TIP #2: CALL AHEAD. Mud season hiking can be a little controversial in some hiking forums. Why? Because certain muddy trails are vulnerable to damage when wet. This tends to be more of an issue in areas that see tremendous snow accumulation over the winter (primarily in north New England.) Organizations that maintain trail systems may put out disclaimers urging people to temporarily avoid certain trails that are in a very muddy state. So if you’re planning to head to a specific region of New England for a spring hike, it’s a good idea to look up the trail(s) you’re planning to take, find out who manages them, and check their website or social media pages for mud updates.
TIP #3: MIND THE ROADS. The trick to hiking on a muddy trail without inflicting real damage upon the trail is to simply stay on it, even if the trail gets seriously muddy in places. (Walking around thick mud patches on adjacent ground can widen the trail.) Muddy trailhead access roads are another story. Freshly-thawed dirt roads—especially the roads which are overdue for a grading—can be a real problem for hikers. If you’ve got a low clearance vehicle like I do, you can literally get trapped on one of these dirt roads if your wheels sink into the mud, an embarrassing and potentially expensive predicament. My advice: stick to trailheads that are accessible by pavement, and keep an eye peeled for frost-heaves. These natural speed bumps are the result of shifting ice beneath the paved road. You do not want to hit one at high speed.
TIP #4: BEWARE THE WATER. Most lower elevation hikes are going to be fitting for mud season, but the one exception is hikes that involve lots of water crossings. Hikers are generally aware that snowmelt can lead to much higher water levels in streams and brooks, but what often catches folks off-guard is just how quickly water levels might change: especially if you’re undertaking a full day’s hike. The waterway that you rock hopped across at 10am might be impassable upon your return later in the afternoon if enough snow has been melting in the nearby highlands, or if it’s rained recently. Last year, a hiker who ran into this problem in the Adirondacks had to be rescued after crossing several streams and edging dangerously close to hypothermia. This brings us to the final and simplest mud season caveat…
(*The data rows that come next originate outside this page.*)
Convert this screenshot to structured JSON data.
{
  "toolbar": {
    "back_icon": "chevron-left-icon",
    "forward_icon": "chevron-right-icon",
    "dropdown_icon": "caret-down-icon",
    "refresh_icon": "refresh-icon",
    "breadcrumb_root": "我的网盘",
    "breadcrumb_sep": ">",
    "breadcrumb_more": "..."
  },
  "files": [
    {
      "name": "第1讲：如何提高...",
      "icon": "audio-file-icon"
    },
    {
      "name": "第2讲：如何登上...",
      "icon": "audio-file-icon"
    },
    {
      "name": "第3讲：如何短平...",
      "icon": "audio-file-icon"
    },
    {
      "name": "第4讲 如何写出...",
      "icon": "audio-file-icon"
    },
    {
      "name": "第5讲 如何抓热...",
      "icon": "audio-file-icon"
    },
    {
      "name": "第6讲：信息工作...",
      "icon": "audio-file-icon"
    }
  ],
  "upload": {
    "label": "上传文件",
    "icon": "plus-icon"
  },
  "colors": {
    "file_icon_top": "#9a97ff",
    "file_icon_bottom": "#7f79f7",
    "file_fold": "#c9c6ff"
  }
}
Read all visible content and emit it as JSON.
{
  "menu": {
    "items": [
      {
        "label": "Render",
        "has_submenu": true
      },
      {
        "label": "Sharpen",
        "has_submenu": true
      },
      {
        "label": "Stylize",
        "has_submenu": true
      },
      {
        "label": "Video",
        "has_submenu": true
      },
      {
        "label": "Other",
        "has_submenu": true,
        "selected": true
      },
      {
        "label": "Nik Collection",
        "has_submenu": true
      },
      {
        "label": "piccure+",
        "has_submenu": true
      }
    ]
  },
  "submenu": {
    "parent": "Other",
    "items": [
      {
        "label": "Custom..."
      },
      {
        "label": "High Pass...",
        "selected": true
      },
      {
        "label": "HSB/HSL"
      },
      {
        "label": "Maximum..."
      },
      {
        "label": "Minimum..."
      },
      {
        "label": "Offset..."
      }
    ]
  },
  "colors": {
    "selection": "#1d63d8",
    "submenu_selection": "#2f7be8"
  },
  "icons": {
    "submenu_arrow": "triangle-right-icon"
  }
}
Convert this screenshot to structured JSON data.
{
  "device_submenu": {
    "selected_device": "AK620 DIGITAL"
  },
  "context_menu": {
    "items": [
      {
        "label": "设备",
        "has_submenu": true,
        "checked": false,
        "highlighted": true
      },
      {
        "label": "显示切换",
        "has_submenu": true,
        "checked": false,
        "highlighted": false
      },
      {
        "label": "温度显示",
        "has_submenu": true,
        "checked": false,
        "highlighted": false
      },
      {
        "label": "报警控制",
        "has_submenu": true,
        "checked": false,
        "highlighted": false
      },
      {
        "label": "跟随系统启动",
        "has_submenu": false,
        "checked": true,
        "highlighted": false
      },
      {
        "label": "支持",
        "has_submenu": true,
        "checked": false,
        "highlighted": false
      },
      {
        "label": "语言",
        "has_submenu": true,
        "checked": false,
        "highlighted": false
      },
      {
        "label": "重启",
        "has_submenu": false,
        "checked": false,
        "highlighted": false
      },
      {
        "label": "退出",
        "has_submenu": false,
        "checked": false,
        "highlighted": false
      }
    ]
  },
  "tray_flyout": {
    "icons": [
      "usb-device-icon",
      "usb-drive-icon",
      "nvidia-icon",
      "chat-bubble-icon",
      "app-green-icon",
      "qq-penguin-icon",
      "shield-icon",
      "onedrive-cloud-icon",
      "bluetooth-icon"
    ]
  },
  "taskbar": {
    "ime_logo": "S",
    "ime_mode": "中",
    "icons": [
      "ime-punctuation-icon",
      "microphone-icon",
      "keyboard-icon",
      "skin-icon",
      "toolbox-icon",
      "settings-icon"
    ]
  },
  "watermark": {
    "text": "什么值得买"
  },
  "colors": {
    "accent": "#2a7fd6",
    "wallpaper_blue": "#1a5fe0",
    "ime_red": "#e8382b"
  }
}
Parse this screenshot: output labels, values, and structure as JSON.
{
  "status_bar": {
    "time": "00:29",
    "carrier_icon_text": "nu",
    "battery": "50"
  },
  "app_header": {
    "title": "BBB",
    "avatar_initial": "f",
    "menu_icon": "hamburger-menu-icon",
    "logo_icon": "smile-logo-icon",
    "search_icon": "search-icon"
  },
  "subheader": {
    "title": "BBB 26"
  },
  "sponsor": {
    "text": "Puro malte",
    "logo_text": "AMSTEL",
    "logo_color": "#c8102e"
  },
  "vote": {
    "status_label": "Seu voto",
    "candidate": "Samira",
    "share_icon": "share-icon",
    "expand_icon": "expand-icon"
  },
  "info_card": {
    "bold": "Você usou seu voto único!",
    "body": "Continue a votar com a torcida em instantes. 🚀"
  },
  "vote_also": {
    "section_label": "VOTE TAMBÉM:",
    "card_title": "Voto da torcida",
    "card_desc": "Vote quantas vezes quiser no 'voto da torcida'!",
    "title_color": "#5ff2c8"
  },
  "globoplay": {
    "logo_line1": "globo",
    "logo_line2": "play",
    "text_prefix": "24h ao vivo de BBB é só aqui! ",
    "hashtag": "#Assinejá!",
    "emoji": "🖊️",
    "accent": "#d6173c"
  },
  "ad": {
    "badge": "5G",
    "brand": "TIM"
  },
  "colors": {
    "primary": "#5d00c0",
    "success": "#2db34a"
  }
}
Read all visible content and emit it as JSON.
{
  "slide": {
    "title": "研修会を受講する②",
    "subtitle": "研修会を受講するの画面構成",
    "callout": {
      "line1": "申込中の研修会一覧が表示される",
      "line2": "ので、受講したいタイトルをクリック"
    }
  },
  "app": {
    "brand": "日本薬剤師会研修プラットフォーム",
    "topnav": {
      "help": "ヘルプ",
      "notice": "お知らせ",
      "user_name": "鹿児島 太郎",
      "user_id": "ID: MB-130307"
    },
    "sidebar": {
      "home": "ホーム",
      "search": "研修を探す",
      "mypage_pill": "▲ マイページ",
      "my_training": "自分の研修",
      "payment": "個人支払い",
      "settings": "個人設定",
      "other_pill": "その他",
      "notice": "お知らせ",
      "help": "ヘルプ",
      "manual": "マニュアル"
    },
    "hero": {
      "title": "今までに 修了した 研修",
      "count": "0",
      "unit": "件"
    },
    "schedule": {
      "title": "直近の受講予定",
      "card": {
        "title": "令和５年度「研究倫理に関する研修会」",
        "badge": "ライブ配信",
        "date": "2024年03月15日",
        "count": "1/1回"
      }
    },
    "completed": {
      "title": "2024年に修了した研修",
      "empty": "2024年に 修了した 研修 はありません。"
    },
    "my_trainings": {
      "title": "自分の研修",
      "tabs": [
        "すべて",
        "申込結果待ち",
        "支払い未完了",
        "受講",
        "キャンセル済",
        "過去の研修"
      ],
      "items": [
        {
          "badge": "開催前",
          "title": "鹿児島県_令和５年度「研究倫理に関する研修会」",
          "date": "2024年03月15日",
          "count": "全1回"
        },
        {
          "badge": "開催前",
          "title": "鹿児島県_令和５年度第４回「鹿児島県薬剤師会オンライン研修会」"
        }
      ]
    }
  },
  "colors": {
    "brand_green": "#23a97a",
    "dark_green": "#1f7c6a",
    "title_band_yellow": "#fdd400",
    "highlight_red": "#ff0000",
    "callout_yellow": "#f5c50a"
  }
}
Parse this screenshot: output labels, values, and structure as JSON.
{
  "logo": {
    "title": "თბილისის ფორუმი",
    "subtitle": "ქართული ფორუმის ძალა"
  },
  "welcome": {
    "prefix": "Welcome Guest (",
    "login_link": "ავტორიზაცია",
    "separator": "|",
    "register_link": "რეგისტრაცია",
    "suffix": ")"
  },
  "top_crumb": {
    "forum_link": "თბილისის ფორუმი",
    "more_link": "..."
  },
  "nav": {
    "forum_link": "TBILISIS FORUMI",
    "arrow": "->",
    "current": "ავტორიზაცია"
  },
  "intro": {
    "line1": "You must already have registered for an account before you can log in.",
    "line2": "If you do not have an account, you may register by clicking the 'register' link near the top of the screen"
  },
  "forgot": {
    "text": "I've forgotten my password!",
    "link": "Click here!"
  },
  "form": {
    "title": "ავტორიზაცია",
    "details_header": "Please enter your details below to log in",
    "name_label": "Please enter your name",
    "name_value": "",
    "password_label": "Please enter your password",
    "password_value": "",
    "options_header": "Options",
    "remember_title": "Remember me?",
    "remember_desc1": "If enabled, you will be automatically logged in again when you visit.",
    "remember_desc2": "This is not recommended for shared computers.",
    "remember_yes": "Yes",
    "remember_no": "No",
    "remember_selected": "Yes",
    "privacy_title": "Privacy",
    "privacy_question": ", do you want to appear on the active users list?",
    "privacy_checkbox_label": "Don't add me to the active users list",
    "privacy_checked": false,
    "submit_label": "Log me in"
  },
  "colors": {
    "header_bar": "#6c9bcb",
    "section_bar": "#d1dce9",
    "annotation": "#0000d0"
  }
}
TIP #5: DRESS LIBERALLY. The beauty of spring weather is that it’s all over the place: radiant and toasty in one hour, only to become soggy and glowering the next. If you’re caught outdoors during these ambivalent weather patterns without the proper clothes, the beauty of mud season can transform into outright misery. It might seem like overkill to bring a backpack large enough to carry a rain jacket, a fleece or similar thermal top, your hat and gloves, and an extra shirt (along with your requisite snacks and emergency supplies.) But mud season is the segue from winter: not the definitive end of it. The temperature could still drop. A mid-May dusting of snow is not unheard of. So bring enough hiking clothing for two seasons, in a vessel voluminous enough to accommodate it all, and you’ll be in a better position to enjoy being muddy and unpresentable.